* **EXERCISE AIM**
Exact duplicates of all the records are needed.

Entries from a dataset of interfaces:
Start of Block
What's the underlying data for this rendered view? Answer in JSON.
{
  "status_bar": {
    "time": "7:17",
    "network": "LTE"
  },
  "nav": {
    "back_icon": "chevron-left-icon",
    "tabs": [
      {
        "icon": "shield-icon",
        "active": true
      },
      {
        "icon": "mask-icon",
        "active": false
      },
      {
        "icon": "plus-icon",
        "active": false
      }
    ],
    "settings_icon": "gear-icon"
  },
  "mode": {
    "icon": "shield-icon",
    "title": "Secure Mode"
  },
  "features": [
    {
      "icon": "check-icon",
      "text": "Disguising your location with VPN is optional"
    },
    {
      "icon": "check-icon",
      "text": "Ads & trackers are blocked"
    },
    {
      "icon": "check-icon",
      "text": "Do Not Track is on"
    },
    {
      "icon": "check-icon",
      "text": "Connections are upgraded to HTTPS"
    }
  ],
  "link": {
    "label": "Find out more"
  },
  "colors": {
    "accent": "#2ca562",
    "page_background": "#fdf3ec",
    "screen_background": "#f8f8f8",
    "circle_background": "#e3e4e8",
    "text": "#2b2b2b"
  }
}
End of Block
* **EXPECTED OUTPUT**
What's the underlying data for this rendered view? Answer in JSON.
{
  "status_bar": {
    "time": "7:17",
    "network": "LTE"
  },
  "nav": {
    "back_icon": "chevron-left-icon",
    "tabs": [
      {
        "icon": "shield-icon",
        "active": true
      },
      {
        "icon": "mask-icon",
        "active": false
      },
      {
        "icon": "plus-icon",
        "active": false
      }
    ],
    "settings_icon": "gear-icon"
  },
  "mode": {
    "icon": "shield-icon",
    "title": "Secure Mode"
  },
  "features": [
    {
      "icon": "check-icon",
      "text": "Disguising your location with VPN is optional"
    },
    {
      "icon": "check-icon",
      "text": "Ads & trackers are blocked"
    },
    {
      "icon": "check-icon",
      "text": "Do Not Track is on"
    },
    {
      "icon": "check-icon",
      "text": "Connections are upgraded to HTTPS"
    }
  ],
  "link": {
    "label": "Find out more"
  },
  "colors": {
    "accent": "#2ca562",
    "page_background": "#fdf3ec",
    "screen_background": "#f8f8f8",
    "circle_background": "#e3e4e8",
    "text": "#2b2b2b"
  }
}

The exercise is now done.